The ensuing machinations for power and advantage among these three women are pricelessly cruel, and they're staged in a succession of spectacular period interiors—a wall-to-wall riot of resplendent tapestries, swag curtains, golden ceilings, and miles of candelabras (Lanthimos says he shot much of the movie by candlelight). By day, a raw wintry light pours in through the high windows, suggesting a Vermeer painting; similarly, the director's use of fish-eye lenses (presumably to heighten the whopping scale of the regal environments through which the characters move) recalls the convex mirrors in works by other Dutch masters. The costumes, by multi-Oscar-winner Sandy Powell, are period-aware but wonderfully fanciful, too—one doubts there were any gowns as superbly crafted as these three centuries ago.
In anyone else's hands, this story of three strong women at one another's throats might have turned into rote feminist flag-waving. But gender aside, Anne, Sarah and Abigail are simply the most interesting characters on view.
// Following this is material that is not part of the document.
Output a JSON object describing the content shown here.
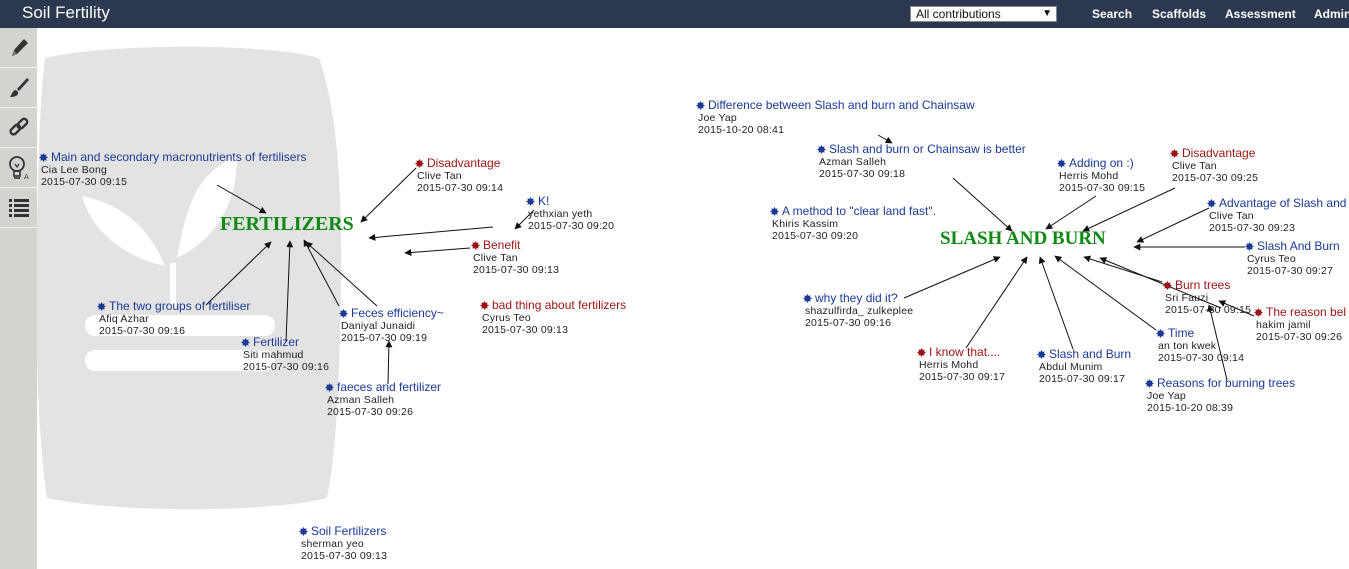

Most of the men we see dawdling in the background are geezers or fops (Nicholas Hoult, playing the opposition leader Robert Harley in powder and rouge and an enormous white wig, gives a wonderfully droll performance, but his character is clearly no match for any of the women, who would surely have his guts for garters if he gave them any guff.)
The script—initially fashioned by Deborah Davis, and later punched up by Australian playwright Tony McNamara—conjures Queen Anne's period in odd particulars ("My maid is on her way up with something called a pineapple") and arch intimidation ("I feel a surge of desire to see your nose broken"). But the feelings of jealousy, greed, and frank ill will that we see on display here are peculiar to neither that time nor this one. "I'm on my side," says Abigail. "Always."